◆ Items from an interface collection:
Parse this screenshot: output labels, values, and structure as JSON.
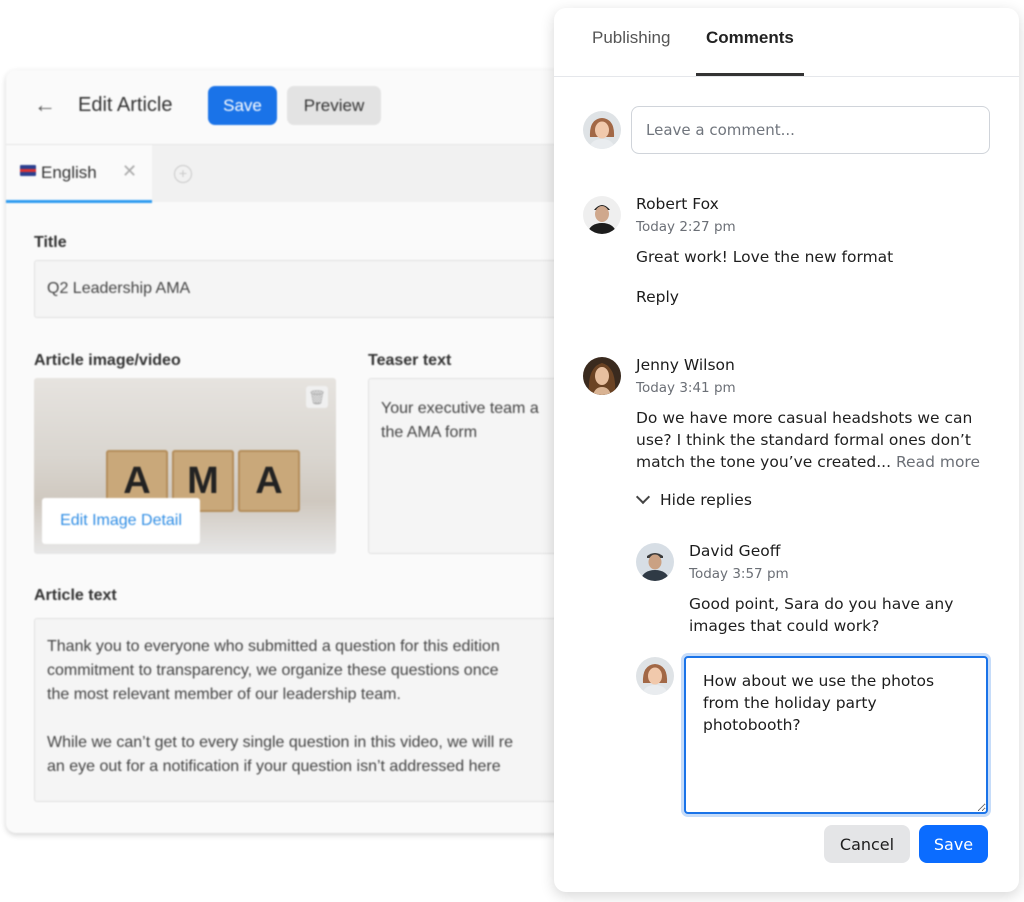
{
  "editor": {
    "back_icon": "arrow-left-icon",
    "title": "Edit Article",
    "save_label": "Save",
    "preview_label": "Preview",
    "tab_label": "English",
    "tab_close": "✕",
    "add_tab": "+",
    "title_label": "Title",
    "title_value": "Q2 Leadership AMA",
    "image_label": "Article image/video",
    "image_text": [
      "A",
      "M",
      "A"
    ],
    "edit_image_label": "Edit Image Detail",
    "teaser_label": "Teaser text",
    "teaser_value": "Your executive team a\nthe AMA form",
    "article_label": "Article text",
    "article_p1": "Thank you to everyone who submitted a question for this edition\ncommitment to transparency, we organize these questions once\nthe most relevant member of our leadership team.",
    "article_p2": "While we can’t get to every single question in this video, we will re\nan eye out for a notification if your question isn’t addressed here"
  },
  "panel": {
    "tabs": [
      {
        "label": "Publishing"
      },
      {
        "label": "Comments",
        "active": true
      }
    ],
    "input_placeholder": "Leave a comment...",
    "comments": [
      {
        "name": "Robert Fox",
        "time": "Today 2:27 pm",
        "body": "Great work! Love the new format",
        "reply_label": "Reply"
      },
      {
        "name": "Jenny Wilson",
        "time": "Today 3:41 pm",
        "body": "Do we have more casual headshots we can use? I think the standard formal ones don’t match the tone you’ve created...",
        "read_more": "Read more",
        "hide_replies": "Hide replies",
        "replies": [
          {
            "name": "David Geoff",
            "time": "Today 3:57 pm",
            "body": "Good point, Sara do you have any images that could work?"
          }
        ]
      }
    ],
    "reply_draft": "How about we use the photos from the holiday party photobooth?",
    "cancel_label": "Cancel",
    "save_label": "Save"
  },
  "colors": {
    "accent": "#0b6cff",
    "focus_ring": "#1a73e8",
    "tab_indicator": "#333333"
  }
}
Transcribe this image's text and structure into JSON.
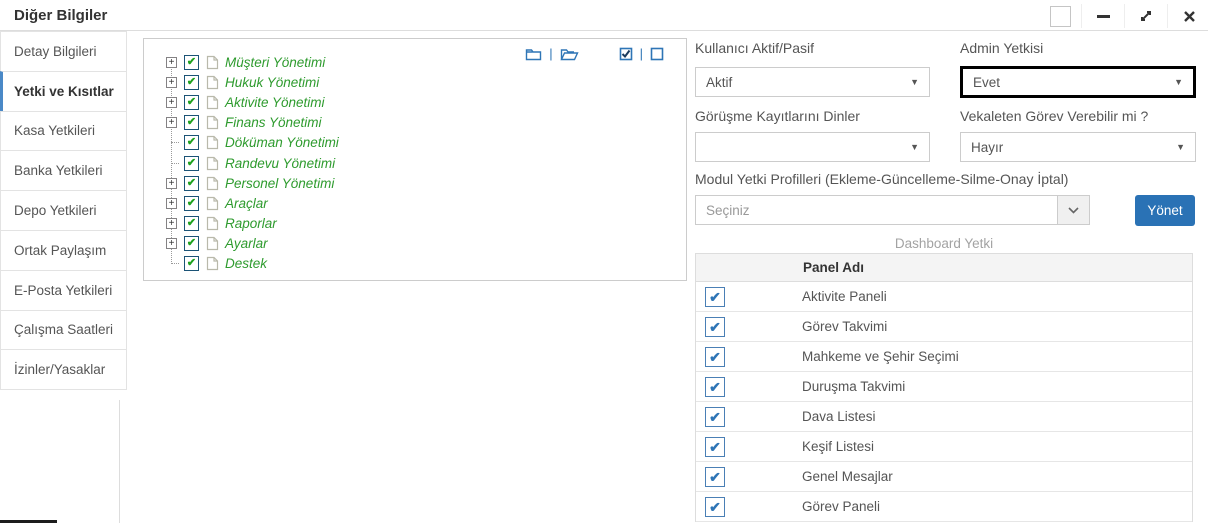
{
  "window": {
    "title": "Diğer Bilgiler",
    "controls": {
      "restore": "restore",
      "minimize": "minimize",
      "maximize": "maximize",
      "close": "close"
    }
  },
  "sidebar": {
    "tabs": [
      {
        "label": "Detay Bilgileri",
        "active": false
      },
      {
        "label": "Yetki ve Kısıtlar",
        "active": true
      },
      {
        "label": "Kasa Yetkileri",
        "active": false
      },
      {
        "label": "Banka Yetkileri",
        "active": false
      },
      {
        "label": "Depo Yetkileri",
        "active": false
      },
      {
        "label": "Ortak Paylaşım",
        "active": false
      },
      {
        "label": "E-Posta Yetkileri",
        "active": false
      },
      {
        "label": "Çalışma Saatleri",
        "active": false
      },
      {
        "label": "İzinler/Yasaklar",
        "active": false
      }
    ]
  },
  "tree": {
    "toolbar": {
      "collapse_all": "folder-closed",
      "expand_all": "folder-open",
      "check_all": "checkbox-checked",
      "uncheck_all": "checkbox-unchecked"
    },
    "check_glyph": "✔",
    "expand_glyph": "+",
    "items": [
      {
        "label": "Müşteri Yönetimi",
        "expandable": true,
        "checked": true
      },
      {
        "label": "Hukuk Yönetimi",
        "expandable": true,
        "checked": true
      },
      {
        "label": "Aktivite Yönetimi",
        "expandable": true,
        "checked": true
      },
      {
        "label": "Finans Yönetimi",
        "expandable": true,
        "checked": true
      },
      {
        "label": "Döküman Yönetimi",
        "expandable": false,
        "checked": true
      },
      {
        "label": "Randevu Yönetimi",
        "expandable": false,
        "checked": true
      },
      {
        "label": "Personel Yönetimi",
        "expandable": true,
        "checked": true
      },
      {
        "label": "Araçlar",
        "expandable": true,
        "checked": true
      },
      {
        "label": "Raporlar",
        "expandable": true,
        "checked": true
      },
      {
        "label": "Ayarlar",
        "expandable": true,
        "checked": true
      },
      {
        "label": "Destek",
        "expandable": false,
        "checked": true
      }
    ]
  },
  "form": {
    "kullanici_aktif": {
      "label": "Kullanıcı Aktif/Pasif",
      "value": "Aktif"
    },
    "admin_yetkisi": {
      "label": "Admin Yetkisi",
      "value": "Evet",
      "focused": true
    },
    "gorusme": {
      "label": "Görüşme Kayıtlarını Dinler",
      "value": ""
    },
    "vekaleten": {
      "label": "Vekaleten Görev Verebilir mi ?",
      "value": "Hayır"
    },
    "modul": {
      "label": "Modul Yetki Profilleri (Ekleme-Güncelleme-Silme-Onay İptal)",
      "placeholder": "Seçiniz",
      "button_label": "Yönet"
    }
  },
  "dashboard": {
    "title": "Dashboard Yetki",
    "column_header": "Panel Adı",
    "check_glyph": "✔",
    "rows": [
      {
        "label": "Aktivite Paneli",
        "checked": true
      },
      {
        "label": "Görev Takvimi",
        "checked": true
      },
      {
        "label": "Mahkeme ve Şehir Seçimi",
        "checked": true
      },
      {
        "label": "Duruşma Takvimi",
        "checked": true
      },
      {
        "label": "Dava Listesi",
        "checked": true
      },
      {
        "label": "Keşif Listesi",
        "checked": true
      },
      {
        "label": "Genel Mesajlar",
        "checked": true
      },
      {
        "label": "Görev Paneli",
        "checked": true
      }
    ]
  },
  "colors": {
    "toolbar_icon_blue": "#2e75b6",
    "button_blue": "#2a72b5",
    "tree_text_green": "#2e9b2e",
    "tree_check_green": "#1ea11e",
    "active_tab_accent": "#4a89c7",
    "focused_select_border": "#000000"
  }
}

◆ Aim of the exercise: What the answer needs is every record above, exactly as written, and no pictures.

◆ Answer to the problem:
Parse this screenshot: output labels, values, and structure as JSON.
{
  "editor": {
    "back_icon": "arrow-left-icon",
    "title": "Edit Article",
    "save_label": "Save",
    "preview_label": "Preview",
    "tab_label": "English",
    "tab_close": "✕",
    "add_tab": "+",
    "title_label": "Title",
    "title_value": "Q2 Leadership AMA",
    "image_label": "Article image/video",
    "image_text": [
      "A",
      "M",
      "A"
    ],
    "edit_image_label": "Edit Image Detail",
    "teaser_label": "Teaser text",
    "teaser_value": "Your executive team a\nthe AMA form",
    "article_label": "Article text",
    "article_p1": "Thank you to everyone who submitted a question for this edition\ncommitment to transparency, we organize these questions once\nthe most relevant member of our leadership team.",
    "article_p2": "While we can’t get to every single question in this video, we will re\nan eye out for a notification if your question isn’t addressed here"
  },
  "panel": {
    "tabs": [
      {
        "label": "Publishing"
      },
      {
        "label": "Comments",
        "active": true
      }
    ],
    "input_placeholder": "Leave a comment...",
    "comments": [
      {
        "name": "Robert Fox",
        "time": "Today 2:27 pm",
        "body": "Great work! Love the new format",
        "reply_label": "Reply"
      },
      {
        "name": "Jenny Wilson",
        "time": "Today 3:41 pm",
        "body": "Do we have more casual headshots we can use? I think the standard formal ones don’t match the tone you’ve created...",
        "read_more": "Read more",
        "hide_replies": "Hide replies",
        "replies": [
          {
            "name": "David Geoff",
            "time": "Today 3:57 pm",
            "body": "Good point, Sara do you have any images that could work?"
          }
        ]
      }
    ],
    "reply_draft": "How about we use the photos from the holiday party photobooth?",
    "cancel_label": "Cancel",
    "save_label": "Save"
  },
  "colors": {
    "accent": "#0b6cff",
    "focus_ring": "#1a73e8",
    "tab_indicator": "#333333"
  }
}
Transcribe this image's text and structure into JSON.
{
  "window": {
    "title": "Diğer Bilgiler",
    "controls": {
      "restore": "restore",
      "minimize": "minimize",
      "maximize": "maximize",
      "close": "close"
    }
  },
  "sidebar": {
    "tabs": [
      {
        "label": "Detay Bilgileri",
        "active": false
      },
      {
        "label": "Yetki ve Kısıtlar",
        "active": true
      },
      {
        "label": "Kasa Yetkileri",
        "active": false
      },
      {
        "label": "Banka Yetkileri",
        "active": false
      },
      {
        "label": "Depo Yetkileri",
        "active": false
      },
      {
        "label": "Ortak Paylaşım",
        "active": false
      },
      {
        "label": "E-Posta Yetkileri",
        "active": false
      },
      {
        "label": "Çalışma Saatleri",
        "active": false
      },
      {
        "label": "İzinler/Yasaklar",
        "active": false
      }
    ]
  },
  "tree": {
    "toolbar": {
      "collapse_all": "folder-closed",
      "expand_all": "folder-open",
      "check_all": "checkbox-checked",
      "uncheck_all": "checkbox-unchecked"
    },
    "check_glyph": "✔",
    "expand_glyph": "+",
    "items": [
      {
        "label": "Müşteri Yönetimi",
        "expandable": true,
        "checked": true
      },
      {
        "label": "Hukuk Yönetimi",
        "expandable": true,
        "checked": true
      },
      {
        "label": "Aktivite Yönetimi",
        "expandable": true,
        "checked": true
      },
      {
        "label": "Finans Yönetimi",
        "expandable": true,
        "checked": true
      },
      {
        "label": "Döküman Yönetimi",
        "expandable": false,
        "checked": true
      },
      {
        "label": "Randevu Yönetimi",
        "expandable": false,
        "checked": true
      },
      {
        "label": "Personel Yönetimi",
        "expandable": true,
        "checked": true
      },
      {
        "label": "Araçlar",
        "expandable": true,
        "checked": true
      },
      {
        "label": "Raporlar",
        "expandable": true,
        "checked": true
      },
      {
        "label": "Ayarlar",
        "expandable": true,
        "checked": true
      },
      {
        "label": "Destek",
        "expandable": false,
        "checked": true
      }
    ]
  },
  "form": {
    "kullanici_aktif": {
      "label": "Kullanıcı Aktif/Pasif",
      "value": "Aktif"
    },
    "admin_yetkisi": {
      "label": "Admin Yetkisi",
      "value": "Evet",
      "focused": true
    },
    "gorusme": {
      "label": "Görüşme Kayıtlarını Dinler",
      "value": ""
    },
    "vekaleten": {
      "label": "Vekaleten Görev Verebilir mi ?",
      "value": "Hayır"
    },
    "modul": {
      "label": "Modul Yetki Profilleri (Ekleme-Güncelleme-Silme-Onay İptal)",
      "placeholder": "Seçiniz",
      "button_label": "Yönet"
    }
  },
  "dashboard": {
    "title": "Dashboard Yetki",
    "column_header": "Panel Adı",
    "check_glyph": "✔",
    "rows": [
      {
        "label": "Aktivite Paneli",
        "checked": true
      },
      {
        "label": "Görev Takvimi",
        "checked": true
      },
      {
        "label": "Mahkeme ve Şehir Seçimi",
        "checked": true
      },
      {
        "label": "Duruşma Takvimi",
        "checked": true
      },
      {
        "label": "Dava Listesi",
        "checked": true
      },
      {
        "label": "Keşif Listesi",
        "checked": true
      },
      {
        "label": "Genel Mesajlar",
        "checked": true
      },
      {
        "label": "Görev Paneli",
        "checked": true
      }
    ]
  },
  "colors": {
    "toolbar_icon_blue": "#2e75b6",
    "button_blue": "#2a72b5",
    "tree_text_green": "#2e9b2e",
    "tree_check_green": "#1ea11e",
    "active_tab_accent": "#4a89c7",
    "focused_select_border": "#000000"
  }
}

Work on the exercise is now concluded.